The crabgrass and dandelions just won’t quit, marring an otherwise lovely lawn. You’d like to use weed killer but hesitate because you’ve heard — and observed on lawn sign warnings — that the pesticides and herbicides applied to grass are not safe for dogs.
For traditional commercial weed killers, it’s often true. Some products have caused symptoms ranging from vomiting to lethargy and even convulsions, according to the National Pesticide Information Center. Others have brought about serious respiratory distress. And then there’s the potential cancer risk. For instance, in a study involving 160 Scottish terriers, researchers at the Purdue University College of Veterinary Medicine found that those dogs exposed to lawns or gardens that had been treated with herbicides and pesticides were seven times more likely than unexposed dogs to develop a form of bladder cancer known as transitional cell carcinoma. The researchers say that any breed at high risk for this type of cancer should be “restricted from lawns treated with herbicides and pesticides.” It’s a longish breed list that includes not only Scottish terriers but also Shetland sheepdogs, Airedale terriers, beagles, West Highland white terriers, and wire-haired fox terriers. But no dog is immune from that disease.
So what do you do? Take heart. You can have your dog and weedless lawn, too, by applying products with ingredients that are safe for your canine pal.
Four weed-killing ingredients that you also cook with
The four substances listed here will all kill weeds without harming your dog. You can use them straight from your kitchen or, in most cases, buy products in which one or more of these substances are the main ingredients. Keep in mind that all of these items are non-selective, meaning they’ll kill lawn grass, too. You want to apply them just to weeds themselves.
Boiling water. Because it’s hard to control where boiling water goes as you pour it out of the pot, you’ll want to use it on weeds that are not surrounded by grass, for instance, in cracks in your driveway, flower beds, or vegetable gardens. (Boiling water will not harm the soil.)
Vinegar. A kitchen ingredient, yes, but truth be told, you need a vinegar concentration stronger than what you’re going to put in your salad dressing, which is only about 5 percent. A solution that’s more on the order of 10 to 30 percent vinegar is what’s necessary to finish off the weeds. You can spritz it from a spray bottle.
Another option: buy a commercial vinegar-based weed killer, which shouldn’t be much more expensive than high-concentrate vinegar. A couple that fit the bill are Green Gobbler Ultimate Vinegar Home & Garden and Natural Armor Weed & Grass Killer.

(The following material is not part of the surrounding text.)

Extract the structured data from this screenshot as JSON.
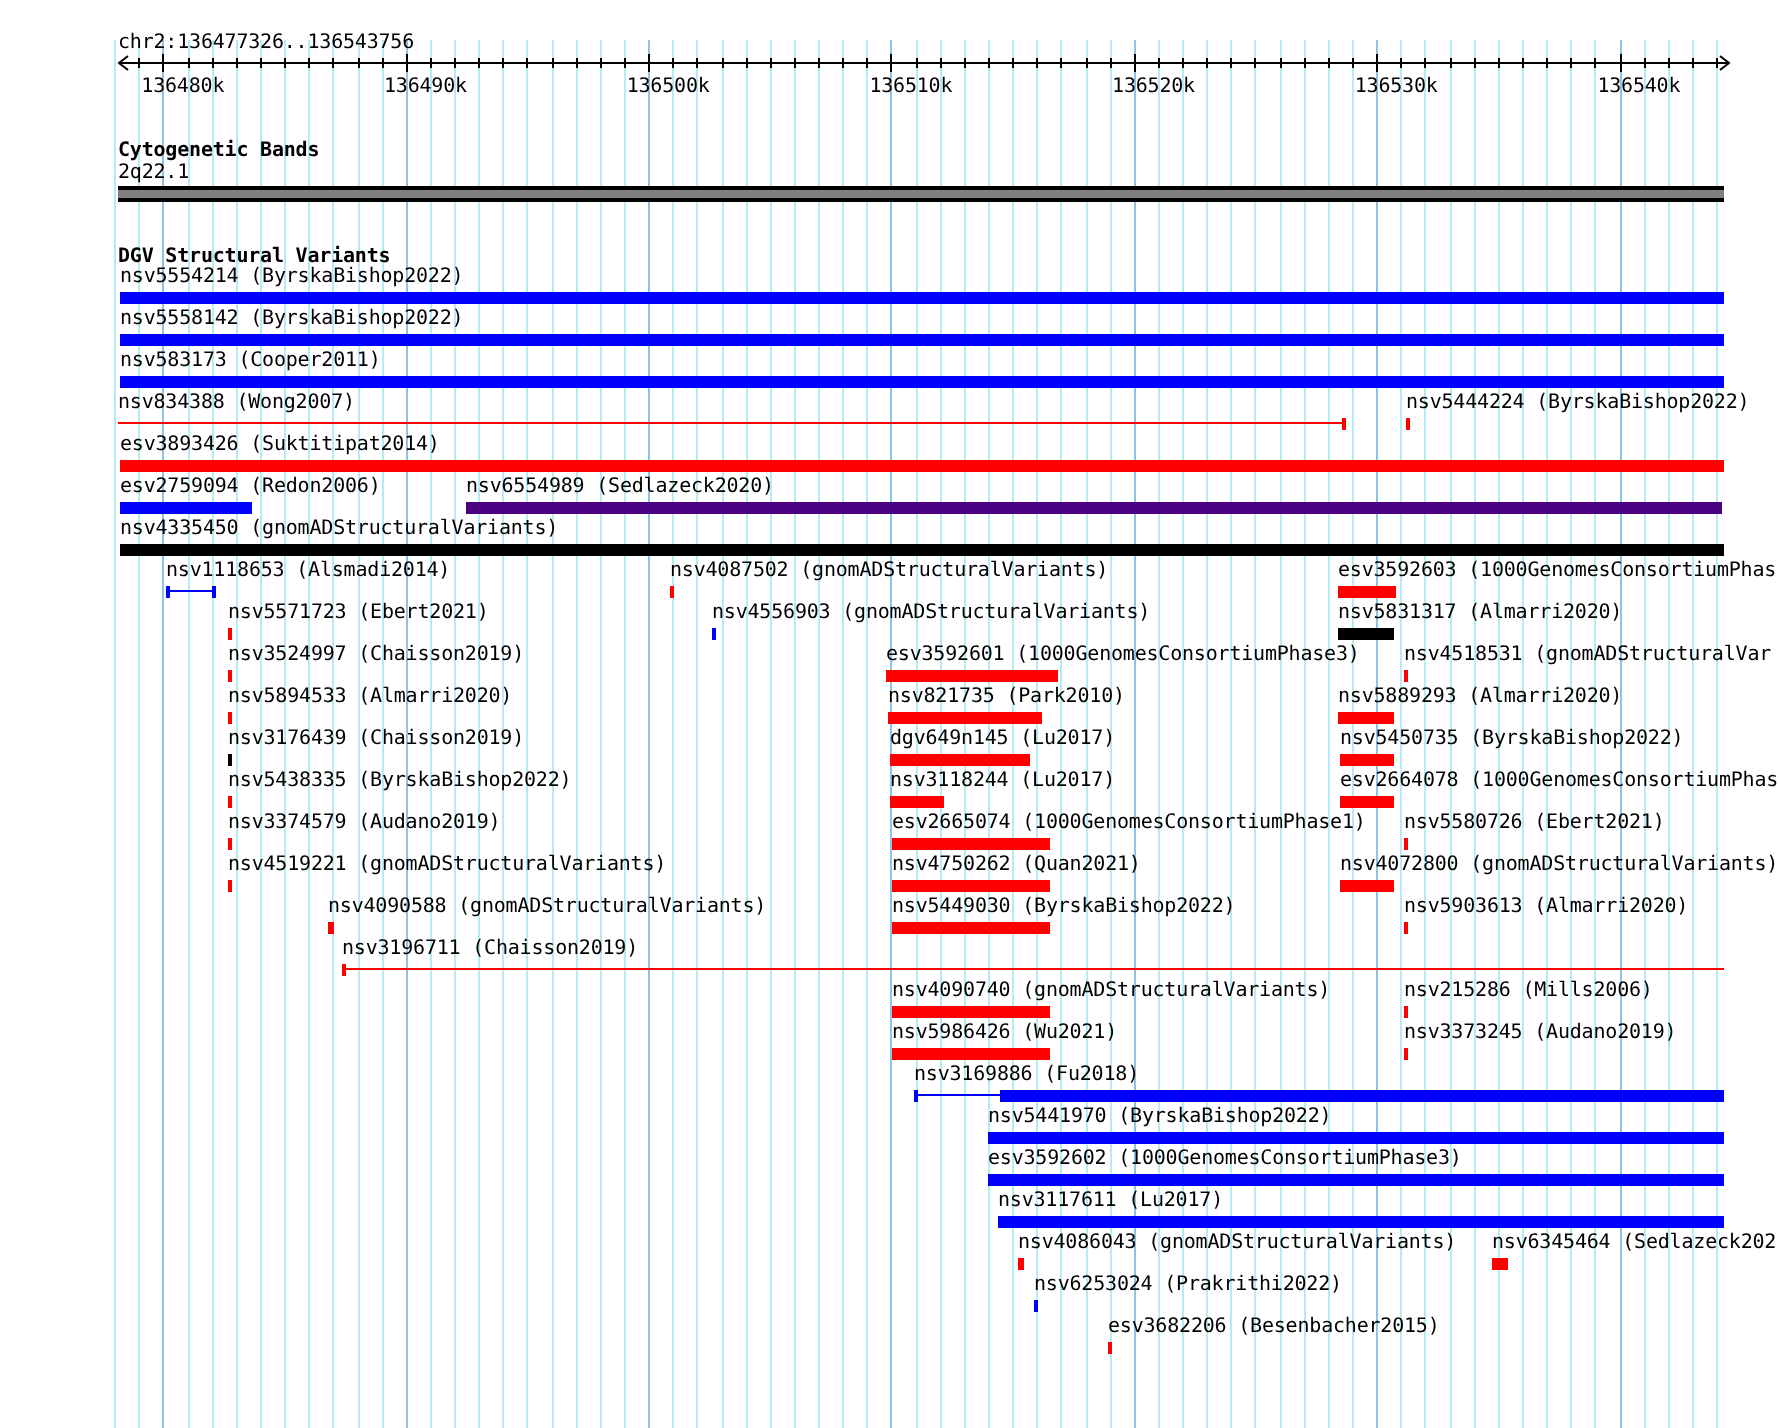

Salt. Salt makes it difficult for plants to grow in soil. Dissolve it in water (two to three parts water to one part salt), and spray away — again, only on the weeds you want killed, not on the lawn itself.
Dr. Kirchner Natural Weed Killer contains salt — as well as vinegar and soap, which helps the mixture stick to the plants you want dead.
Sugar and chili powder. It might sound like a recipe for a mahi-mahi rub, but the sugar renders the soil inhospitable for plant growth (so use it only where there are weeds and no grass), and the chili powder will keep away ants and other insects that would otherwise be interested in the sugar. Sprinkle the mixture directly onto the weeds.
Making sure weeds never have a chance
Along with killing weeds that have already popped up, you can help insure that weeds don’t grow in the first place by applying a safe “pre-emergent” that keeps seeds from germinating. One effective substance is cornmeal. That’s the active ingredient in Preen. It’s more expensive than a number of other weed killers — a 14-pound container of Preen Extended Control Weed Preventer retails for almost $44 on Amazon. But it does the trick. If you use it on vegetable gardens as well as lawns and flower beds, it’s even safe to use up until the day of harvest.
Tried-and-true methods for weed killing and prevention
Along with applying weed killers and preventives to your lawn and garden beds, you can also tamp down on weeds the old fashioned ways: putting down mulch to help hinder (but not completely eliminate) weed growth and going after weeds by hand with a gardening tool. If you keep after weeds regularly, they won’t have the same opportunity to spread.
Another option is not to let the weeds bother you. They can even have a purpose. Tufts veterinarian Elizabeth Rozanski, DVM, points out that dandelions provide early food for bees.
Do any of these work for tough noxious shrubs/ vines like poison ivy, poison oak, poison sumac?